* TASK PROMPT
Drop every image and restate the entries below word for word.

------ INFORMATION PROVIDED ------

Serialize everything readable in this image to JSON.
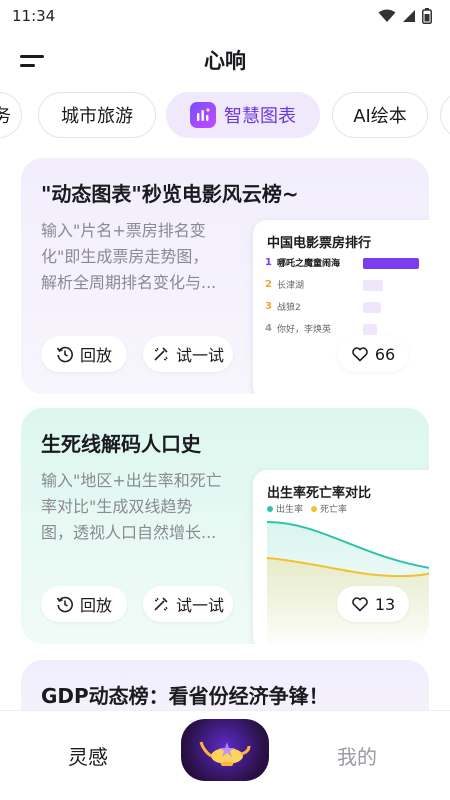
{
  "status": {
    "time": "11:34"
  },
  "app": {
    "title": "心响"
  },
  "tabs": [
    {
      "label": "务"
    },
    {
      "label": "城市旅游"
    },
    {
      "label": "智慧图表",
      "active": true
    },
    {
      "label": "AI绘本"
    },
    {
      "label": ""
    }
  ],
  "cards": [
    {
      "title": "\"动态图表\"秒览电影风云榜~",
      "desc_lines": [
        "输入\"片名+票房排名变",
        "化\"即生成票房走势图，",
        "解析全周期排名变化与..."
      ],
      "replay_label": "回放",
      "try_label": "试一试",
      "likes": "66",
      "preview": {
        "title": "中国电影票房排行",
        "ranks": [
          {
            "num": "1",
            "name": "哪吒之魔童闹海",
            "value": 1.0
          },
          {
            "num": "2",
            "name": "长津湖",
            "value": 0.35
          },
          {
            "num": "3",
            "name": "战狼2",
            "value": 0.33
          },
          {
            "num": "4",
            "name": "你好，李焕英",
            "value": 0.25
          }
        ]
      }
    },
    {
      "title": "生死线解码人口史",
      "desc_lines": [
        "输入\"地区+出生率和死亡",
        "率对比\"生成双线趋势",
        "图，透视人口自然增长..."
      ],
      "replay_label": "回放",
      "try_label": "试一试",
      "likes": "13",
      "preview": {
        "title": "出生率死亡率对比",
        "legend_birth": "出生率",
        "legend_death": "死亡率"
      }
    },
    {
      "title": "GDP动态榜：看省份经济争锋！"
    }
  ],
  "nav": {
    "home_label": "灵感",
    "mine_label": "我的"
  },
  "colors": {
    "accent": "#6b38e0",
    "bar_primary": "#7b3cf0",
    "bar_light": "#efe6fc",
    "birth_line": "#2ec4a8",
    "death_line": "#f2c12e"
  }
}
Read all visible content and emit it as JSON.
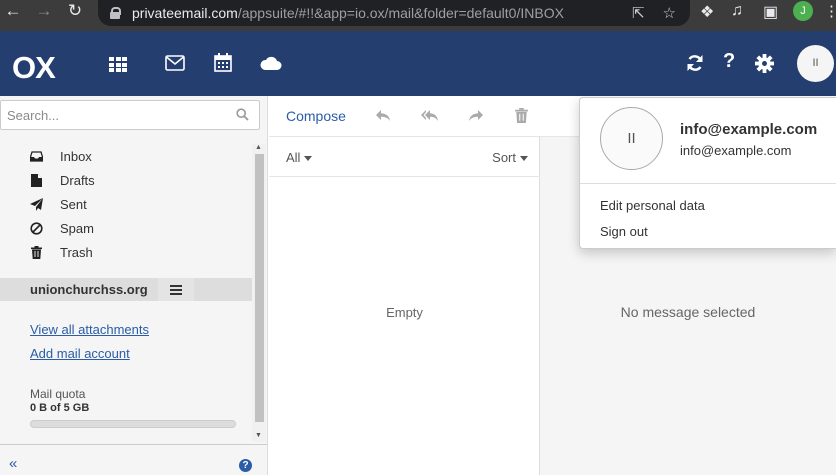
{
  "browser": {
    "url_host": "privateemail.com",
    "url_path": "/appsuite/#!!&app=io.ox/mail&folder=default0/INBOX",
    "profile_initial": "J"
  },
  "header": {
    "logo": "OX",
    "avatar_initials": "II"
  },
  "search": {
    "placeholder": "Search..."
  },
  "folders": [
    {
      "label": "Inbox",
      "icon": "inbox-icon"
    },
    {
      "label": "Drafts",
      "icon": "file-icon"
    },
    {
      "label": "Sent",
      "icon": "paper-plane-icon"
    },
    {
      "label": "Spam",
      "icon": "ban-icon"
    },
    {
      "label": "Trash",
      "icon": "trash-icon"
    }
  ],
  "account": {
    "name": "unionchurchss.org"
  },
  "links": {
    "view_attachments": "View all attachments",
    "add_account": "Add mail account"
  },
  "quota": {
    "label": "Mail quota",
    "value": "0 B of 5 GB",
    "fraction": 0.0
  },
  "toolbar": {
    "compose": "Compose"
  },
  "list": {
    "filter": "All",
    "sort": "Sort",
    "empty": "Empty"
  },
  "detail": {
    "placeholder": "No message selected"
  },
  "popover": {
    "avatar_initials": "II",
    "name": "info@example.com",
    "email": "info@example.com",
    "items": [
      "Edit personal data",
      "Sign out"
    ]
  },
  "colors": {
    "header_bg": "#243f6f",
    "link": "#2a5ca8",
    "chrome_bg": "#3c3c3c"
  }
}
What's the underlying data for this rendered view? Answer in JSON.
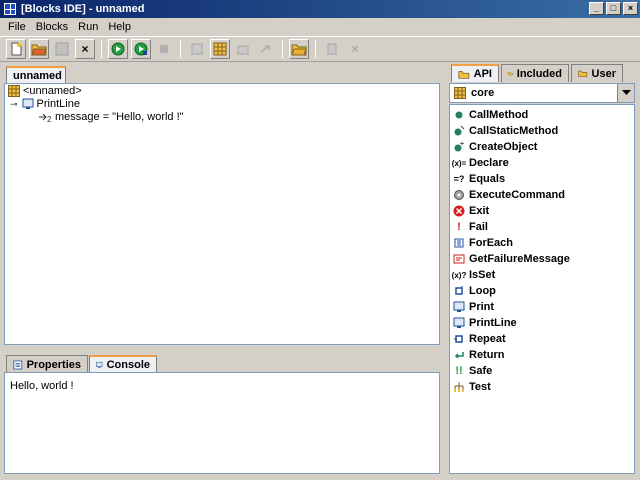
{
  "window": {
    "title": "[Blocks IDE] - unnamed"
  },
  "menu": {
    "items": [
      "File",
      "Blocks",
      "Run",
      "Help"
    ]
  },
  "editor": {
    "tab_label": "unnamed",
    "tree": {
      "root": "<unnamed>",
      "child": "PrintLine",
      "param": "message = \"Hello, world !\""
    }
  },
  "bottom": {
    "tabs": [
      "Properties",
      "Console"
    ],
    "console_output": "Hello, world !"
  },
  "right": {
    "tabs": [
      "API",
      "Included",
      "User"
    ],
    "combo_value": "core",
    "api_items": [
      "CallMethod",
      "CallStaticMethod",
      "CreateObject",
      "Declare",
      "Equals",
      "ExecuteCommand",
      "Exit",
      "Fail",
      "ForEach",
      "GetFailureMessage",
      "IsSet",
      "Loop",
      "Print",
      "PrintLine",
      "Repeat",
      "Return",
      "Safe",
      "Test"
    ]
  },
  "colors": {
    "title_start": "#0a246a",
    "title_end": "#3a6ea5",
    "panel_border": "#7f9db9",
    "tab_accent": "#f0a040"
  }
}
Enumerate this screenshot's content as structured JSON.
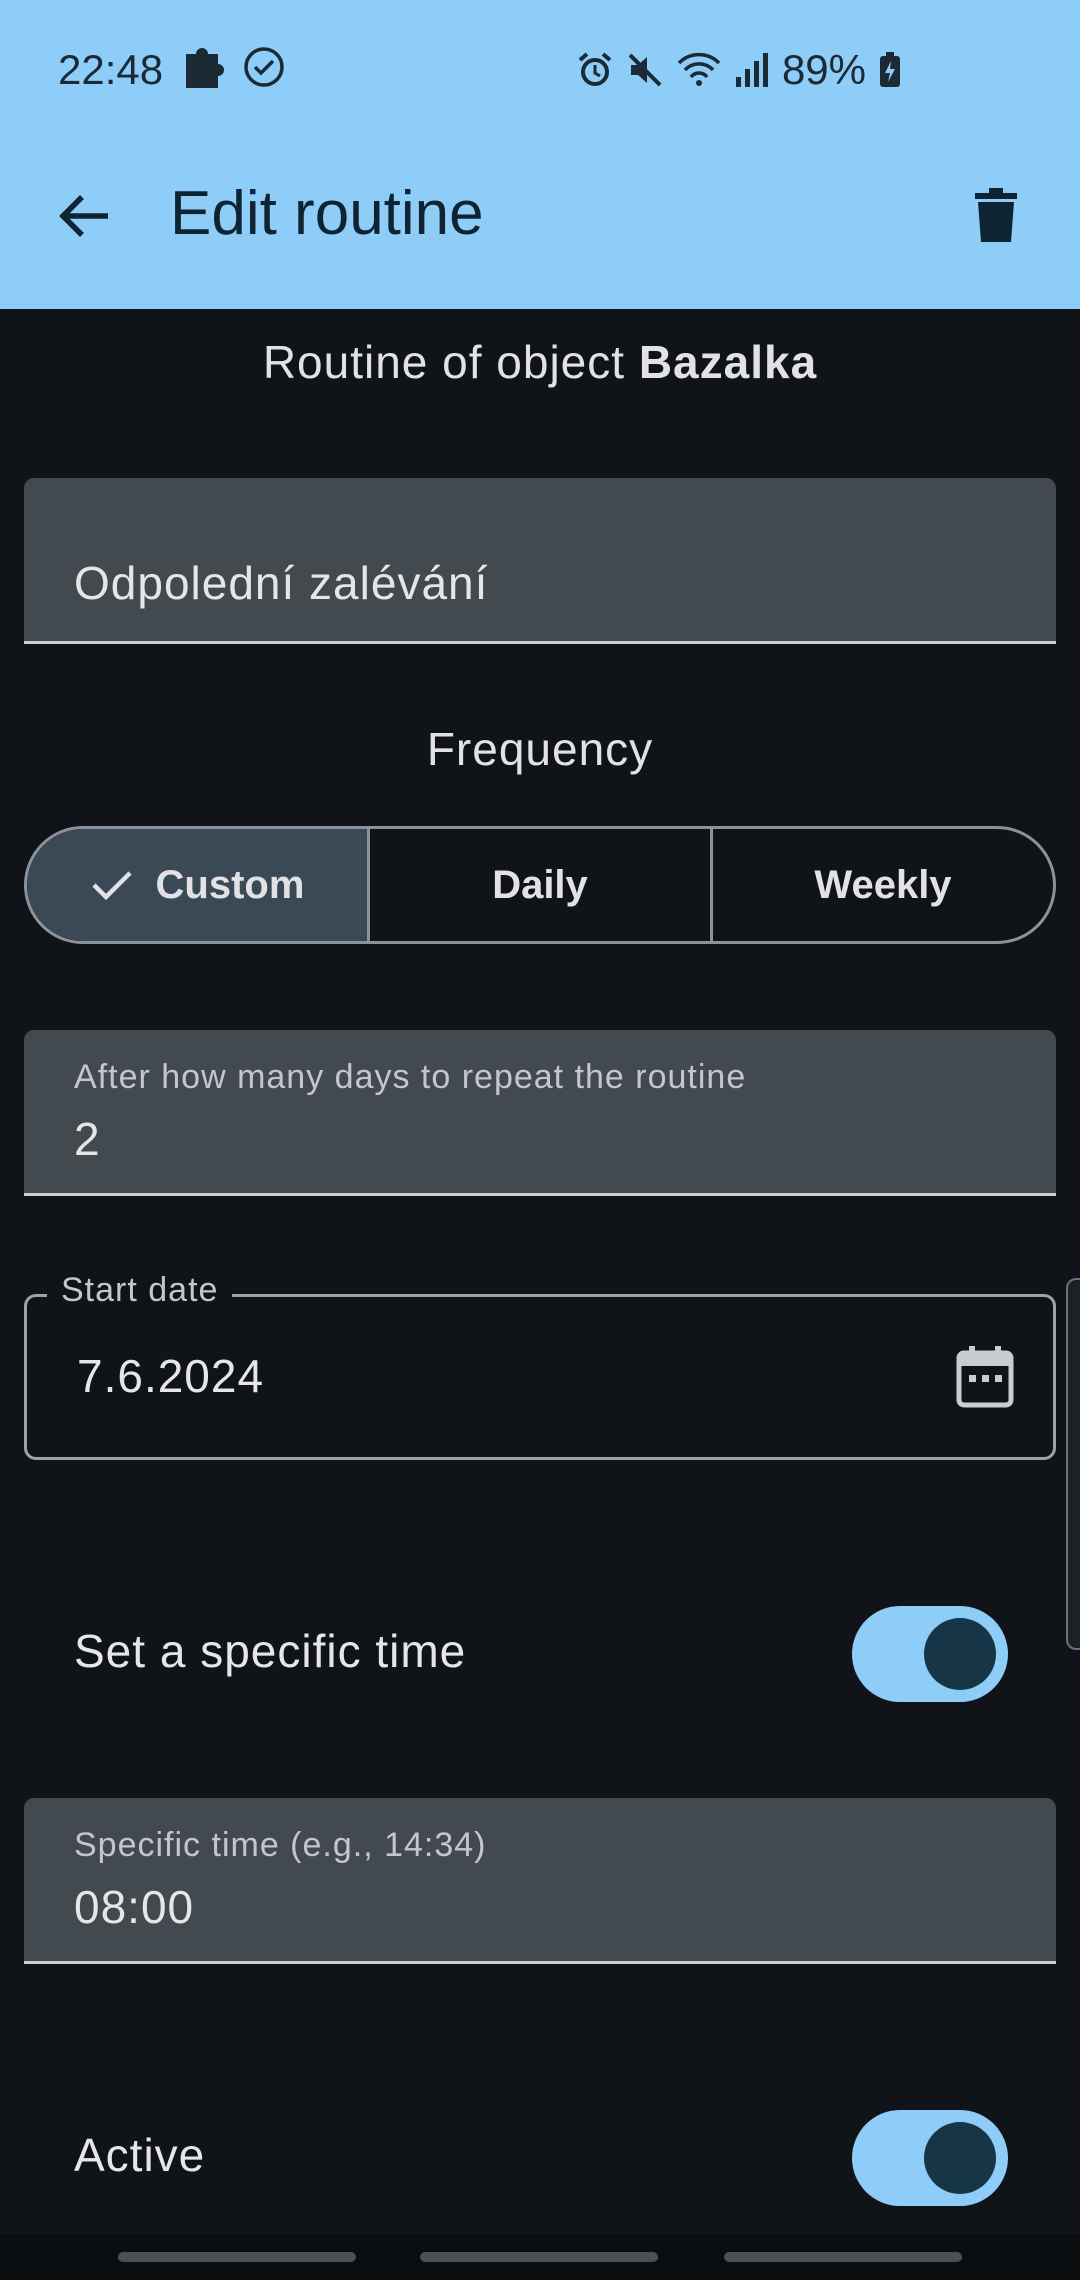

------

* RESPONSE TO THIS TASK
Serialize everything readable in this image to JSON.
{
  "status": {
    "time": "11:34"
  },
  "app": {
    "title": "心响"
  },
  "tabs": [
    {
      "label": "务"
    },
    {
      "label": "城市旅游"
    },
    {
      "label": "智慧图表",
      "active": true
    },
    {
      "label": "AI绘本"
    },
    {
      "label": ""
    }
  ],
  "cards": [
    {
      "title": "\"动态图表\"秒览电影风云榜~",
      "desc_lines": [
        "输入\"片名+票房排名变",
        "化\"即生成票房走势图，",
        "解析全周期排名变化与..."
      ],
      "replay_label": "回放",
      "try_label": "试一试",
      "likes": "66",
      "preview": {
        "title": "中国电影票房排行",
        "ranks": [
          {
            "num": "1",
            "name": "哪吒之魔童闹海",
            "value": 1.0
          },
          {
            "num": "2",
            "name": "长津湖",
            "value": 0.35
          },
          {
            "num": "3",
            "name": "战狼2",
            "value": 0.33
          },
          {
            "num": "4",
            "name": "你好，李焕英",
            "value": 0.25
          }
        ]
      }
    },
    {
      "title": "生死线解码人口史",
      "desc_lines": [
        "输入\"地区+出生率和死亡",
        "率对比\"生成双线趋势",
        "图，透视人口自然增长..."
      ],
      "replay_label": "回放",
      "try_label": "试一试",
      "likes": "13",
      "preview": {
        "title": "出生率死亡率对比",
        "legend_birth": "出生率",
        "legend_death": "死亡率"
      }
    },
    {
      "title": "GDP动态榜：看省份经济争锋！"
    }
  ],
  "nav": {
    "home_label": "灵感",
    "mine_label": "我的"
  },
  "colors": {
    "accent": "#6b38e0",
    "bar_primary": "#7b3cf0",
    "bar_light": "#efe6fc",
    "birth_line": "#2ec4a8",
    "death_line": "#f2c12e"
  }
}
Read all visible content and emit it as JSON.
{
  "browser": {
    "url_host": "privateemail.com",
    "url_path": "/appsuite/#!!&app=io.ox/mail&folder=default0/INBOX",
    "profile_initial": "J"
  },
  "header": {
    "logo": "OX",
    "avatar_initials": "II"
  },
  "search": {
    "placeholder": "Search..."
  },
  "folders": [
    {
      "label": "Inbox",
      "icon": "inbox-icon"
    },
    {
      "label": "Drafts",
      "icon": "file-icon"
    },
    {
      "label": "Sent",
      "icon": "paper-plane-icon"
    },
    {
      "label": "Spam",
      "icon": "ban-icon"
    },
    {
      "label": "Trash",
      "icon": "trash-icon"
    }
  ],
  "account": {
    "name": "unionchurchss.org"
  },
  "links": {
    "view_attachments": "View all attachments",
    "add_account": "Add mail account"
  },
  "quota": {
    "label": "Mail quota",
    "value": "0 B of 5 GB",
    "fraction": 0.0
  },
  "toolbar": {
    "compose": "Compose"
  },
  "list": {
    "filter": "All",
    "sort": "Sort",
    "empty": "Empty"
  },
  "detail": {
    "placeholder": "No message selected"
  },
  "popover": {
    "avatar_initials": "II",
    "name": "info@example.com",
    "email": "info@example.com",
    "items": [
      "Edit personal data",
      "Sign out"
    ]
  },
  "colors": {
    "header_bg": "#243f6f",
    "link": "#2a5ca8",
    "chrome_bg": "#3c3c3c"
  }
}
What's the underlying data for this rendered view? Answer in JSON.
{
  "window": {
    "title": "[Blocks IDE] - unnamed"
  },
  "menu": {
    "items": [
      "File",
      "Blocks",
      "Run",
      "Help"
    ]
  },
  "editor": {
    "tab_label": "unnamed",
    "tree": {
      "root": "<unnamed>",
      "child": "PrintLine",
      "param": "message = \"Hello, world !\""
    }
  },
  "bottom": {
    "tabs": [
      "Properties",
      "Console"
    ],
    "console_output": "Hello, world !"
  },
  "right": {
    "tabs": [
      "API",
      "Included",
      "User"
    ],
    "combo_value": "core",
    "api_items": [
      "CallMethod",
      "CallStaticMethod",
      "CreateObject",
      "Declare",
      "Equals",
      "ExecuteCommand",
      "Exit",
      "Fail",
      "ForEach",
      "GetFailureMessage",
      "IsSet",
      "Loop",
      "Print",
      "PrintLine",
      "Repeat",
      "Return",
      "Safe",
      "Test"
    ]
  },
  "colors": {
    "title_start": "#0a246a",
    "title_end": "#3a6ea5",
    "panel_border": "#7f9db9",
    "tab_accent": "#f0a040"
  }
}
Enumerate this screenshot's content as structured JSON.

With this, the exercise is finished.